- [WHAT THE EXERCISE ASKS] For this exercise, copy each line of the records that contains the word "Agent".

Collected data entries:
== Segment start ==

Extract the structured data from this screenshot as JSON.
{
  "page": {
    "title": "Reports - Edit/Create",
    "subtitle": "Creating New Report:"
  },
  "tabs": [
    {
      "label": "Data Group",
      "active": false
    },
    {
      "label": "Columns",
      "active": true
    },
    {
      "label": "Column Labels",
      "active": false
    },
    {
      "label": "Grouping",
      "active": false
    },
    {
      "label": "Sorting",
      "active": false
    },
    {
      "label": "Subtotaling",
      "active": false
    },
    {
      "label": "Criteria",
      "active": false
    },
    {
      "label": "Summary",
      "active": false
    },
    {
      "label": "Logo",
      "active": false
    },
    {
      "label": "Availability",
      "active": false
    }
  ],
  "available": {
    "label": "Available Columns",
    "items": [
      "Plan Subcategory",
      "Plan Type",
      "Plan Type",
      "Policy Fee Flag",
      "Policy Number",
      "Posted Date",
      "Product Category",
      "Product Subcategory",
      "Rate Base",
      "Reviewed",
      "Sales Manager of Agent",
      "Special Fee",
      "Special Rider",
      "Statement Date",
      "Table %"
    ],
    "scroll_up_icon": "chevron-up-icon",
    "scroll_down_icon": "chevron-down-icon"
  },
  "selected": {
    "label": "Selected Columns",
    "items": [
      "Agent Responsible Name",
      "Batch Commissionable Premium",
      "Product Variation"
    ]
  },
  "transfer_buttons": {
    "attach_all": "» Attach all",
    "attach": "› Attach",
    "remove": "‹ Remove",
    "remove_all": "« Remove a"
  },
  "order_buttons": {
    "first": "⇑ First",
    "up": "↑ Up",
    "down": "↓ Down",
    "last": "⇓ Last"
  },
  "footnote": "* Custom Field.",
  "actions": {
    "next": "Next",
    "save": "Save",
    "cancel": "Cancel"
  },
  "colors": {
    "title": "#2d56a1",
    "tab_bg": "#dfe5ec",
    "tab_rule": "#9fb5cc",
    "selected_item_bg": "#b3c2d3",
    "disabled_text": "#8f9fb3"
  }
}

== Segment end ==

- [SOLUTION FOR THIS TASK]
      "Sales Manager of Agent",
      "Agent Responsible Name",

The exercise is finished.